- TASK TO COMPLETE: The answer must be a word-for-word copy of the records below, with every picture left out.

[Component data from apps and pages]
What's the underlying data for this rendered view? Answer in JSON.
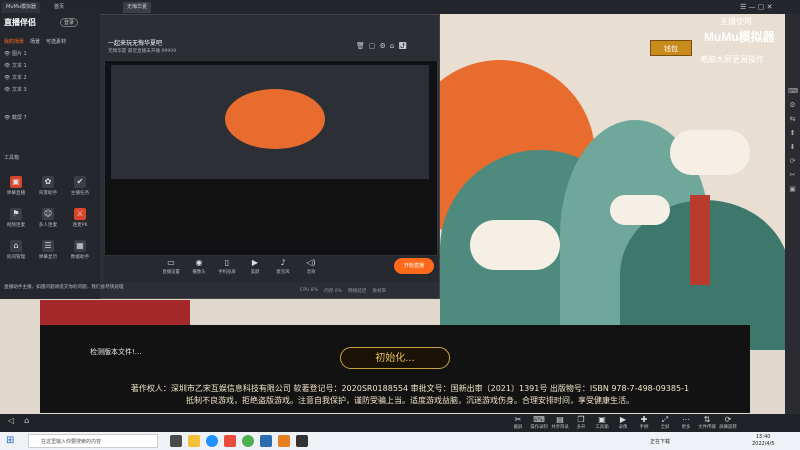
{
  "emulator": {
    "title": "MuMu模拟器",
    "home_tab": "首页",
    "game_tab": "无悔华夏",
    "brand_logo": "MuMu模拟器",
    "overlay_title": "主播使用",
    "overlay_subtitle": "电脑大屏更易操作",
    "gold_badge": "钱包"
  },
  "app": {
    "name": "直播伴侣",
    "login_label": "登录",
    "left_tabs": [
      "我的场景",
      "场景",
      "可选素材"
    ],
    "scenes": [
      "图片 1",
      "文本 1",
      "文本 2",
      "文本 3",
      "截屏 7"
    ],
    "tools_title": "工具箱",
    "tools": [
      {
        "label": "弹幕直播",
        "icon": "▣"
      },
      {
        "label": "背景助手",
        "icon": "✿"
      },
      {
        "label": "主播任务",
        "icon": "✔"
      },
      {
        "label": "视频连麦",
        "icon": "⚑"
      },
      {
        "label": "多人连麦",
        "icon": "☺"
      },
      {
        "label": "连麦PK",
        "icon": "⚔"
      },
      {
        "label": "房间管理",
        "icon": "⌂"
      },
      {
        "label": "弹幕显示",
        "icon": "☰"
      },
      {
        "label": "数据助手",
        "icon": "▦"
      }
    ],
    "notice": "直播助手主播，如遇问题请提交你的问题，我们会尽快处理",
    "room_title": "一起来玩无悔华夏吧",
    "room_sub1": "无悔华夏",
    "room_sub2": "最近直播未开播",
    "room_id": "99909",
    "bottom_controls": [
      "直播设置",
      "摄像头",
      "手机投屏",
      "美颜",
      "麦克风",
      "音效"
    ],
    "start_live": "开始直播",
    "stats": [
      "CPU 8%",
      "内存 0%",
      "网络延迟",
      "丢帧率"
    ]
  },
  "game": {
    "loading_text": "检测版本文件!...",
    "init_text": "初始化...",
    "copyright": "著作权人：深圳市乙宋互娱信息科技有限公司 软著登记号：2020SR0188554 审批文号：国新出审〔2021〕1391号    出版物号：ISBN 978-7-498-09385-1",
    "health_notice": "抵制不良游戏，拒绝盗版游戏。注意自我保护，谨防受骗上当。适度游戏益脑，沉迷游戏伤身。合理安排时间，享受健康生活。"
  },
  "emulator_toolbar": [
    "截屏",
    "操作录制",
    "共享目录",
    "多开",
    "工具箱",
    "录像",
    "手柄",
    "全屏",
    "更多",
    "文件传输",
    "屏幕旋转"
  ],
  "taskbar": {
    "search_placeholder": "在这里输入你要搜索的内容",
    "status_text": "正在下载",
    "time": "15:40",
    "date": "2022/4/5"
  }
}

- RESPONSE BOX:
What's the underlying data for this rendered view? Answer in JSON.
{
  "emulator": {
    "title": "MuMu模拟器",
    "home_tab": "首页",
    "game_tab": "无悔华夏",
    "brand_logo": "MuMu模拟器",
    "overlay_title": "主播使用",
    "overlay_subtitle": "电脑大屏更易操作",
    "gold_badge": "钱包"
  },
  "app": {
    "name": "直播伴侣",
    "login_label": "登录",
    "left_tabs": [
      "我的场景",
      "场景",
      "可选素材"
    ],
    "scenes": [
      "图片 1",
      "文本 1",
      "文本 2",
      "文本 3",
      "截屏 7"
    ],
    "tools_title": "工具箱",
    "tools": [
      {
        "label": "弹幕直播",
        "icon": "▣"
      },
      {
        "label": "背景助手",
        "icon": "✿"
      },
      {
        "label": "主播任务",
        "icon": "✔"
      },
      {
        "label": "视频连麦",
        "icon": "⚑"
      },
      {
        "label": "多人连麦",
        "icon": "☺"
      },
      {
        "label": "连麦PK",
        "icon": "⚔"
      },
      {
        "label": "房间管理",
        "icon": "⌂"
      },
      {
        "label": "弹幕显示",
        "icon": "☰"
      },
      {
        "label": "数据助手",
        "icon": "▦"
      }
    ],
    "notice": "直播助手主播，如遇问题请提交你的问题，我们会尽快处理",
    "room_title": "一起来玩无悔华夏吧",
    "room_sub1": "无悔华夏",
    "room_sub2": "最近直播未开播",
    "room_id": "99909",
    "bottom_controls": [
      "直播设置",
      "摄像头",
      "手机投屏",
      "美颜",
      "麦克风",
      "音效"
    ],
    "start_live": "开始直播",
    "stats": [
      "CPU 8%",
      "内存 0%",
      "网络延迟",
      "丢帧率"
    ]
  },
  "game": {
    "loading_text": "检测版本文件!...",
    "init_text": "初始化...",
    "copyright": "著作权人：深圳市乙宋互娱信息科技有限公司 软著登记号：2020SR0188554 审批文号：国新出审〔2021〕1391号    出版物号：ISBN 978-7-498-09385-1",
    "health_notice": "抵制不良游戏，拒绝盗版游戏。注意自我保护，谨防受骗上当。适度游戏益脑，沉迷游戏伤身。合理安排时间，享受健康生活。"
  },
  "emulator_toolbar": [
    "截屏",
    "操作录制",
    "共享目录",
    "多开",
    "工具箱",
    "录像",
    "手柄",
    "全屏",
    "更多",
    "文件传输",
    "屏幕旋转"
  ],
  "taskbar": {
    "search_placeholder": "在这里输入你要搜索的内容",
    "status_text": "正在下载",
    "time": "15:40",
    "date": "2022/4/5"
  }
}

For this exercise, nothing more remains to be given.